He did eventually delve back to his origins in music, talking about “What is Love?” and “New Song”, joking sarcastically about how it rocketed up the UK chart to #109 with a bullet, but really took 12 weeks to get there, “back when people cared about charts“. “What is Love?” got to #2 on the UK charts, but was never able to completely push Paul McCartney off the top spot (though HoJo rated #1 in “the north part” of the UK while the former Beatle held reign over “the south part“).
HoJo talked about how he was working at a factory when wrote the “New Song”, and his realization that it “wasn’t really what [he] should be doing.”
INSPIRATION: “You gotta keep believing in what you wanna do; don’t give up.”
Performing “New Song” live, and closing out the set, it was another big sing-along hit with the crowd.
- Pearl in the Shell
- Like to Get to Know You Well
- Everlasting Love
- No One Is To Blame
- The Prisoner
- Life in One Day
- Human Touch
- What Is Love?
- New Song
- Things Can Only Get Better (+Remix)
He closed everything out with “Things Can Only Get Better”, fittingly enough. That optimism again. And that is what he wants to gift to people, and leave them with… optimism.
As mentioned in my past reviews, Howard Jones is really an interesting figure (and legend really) in New Wave music, as he somehow came to fill a singular role in all of music. If you think of the 80s, there are hundreds of artists that came to the scene in that special decade, and in that many were classified as “New Wave”.
With that, somehow Howard Jones and his classic songs truly played a huge role in literally defining what New Wave actually was.
Really, everything about him just screams New Wave… his vocal style, delivery, unapologetic synth-heavy songs, the themes found in his music, even the fact that he’s English… he is like the embodiment of New Wave.
But aside from all that, it needs to come down to the songs, and he has some of the most iconic 80s songs that were written and recorded.
He also came on the scene and got mainstream attention in 1983, which was early enough to really be a part of shaping it all.
If music is the soundtrack to our lives, anyone remotely into New Wave who was over 13 and under 30 at any time from 1983-1987 would have a Howard Jones song on their personal set list for life.
He wrote songs with words that had thought and meaning in them, not just words that rhyme.
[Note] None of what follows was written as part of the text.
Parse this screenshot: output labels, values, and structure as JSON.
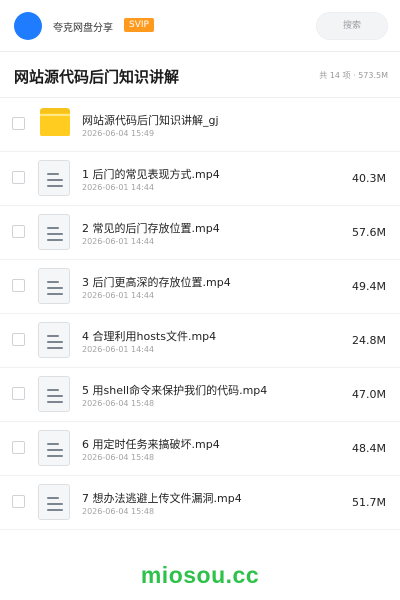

A thinker of the time, reflecting an era that in retrospect looks more and more preferable every day (at least for nostalgic souls like myself).
For me, he is the single musical artist that kind of represents all that was great about music in the early to mid-80s, in the same way John Hughes does with film.
His voice sounds exactly the same, and completely studio quality. He also seems to be loving every second on stage, celebrating this music with us… these hits that have been long ingrained into our minds like the grooves on the vinyl that they were originally recorded on.
Howard Jones has also somehow aged really well, having just turned his internal odometer past the 60 mark. I’m guessing his music reflects his lifestyle, and gives him significant longevity.
In any event, I love the man and his music more each time I have an opportunity to see him, and will certainly turn out for any shows that fall into my concert radar. Highest recommendation – one of those rare “electronic” artists who make everything somehow even better live.
Below are some photos of Howard Jones performing on stage (click any image for higher resolution versions of each photo in a virtual lightbox):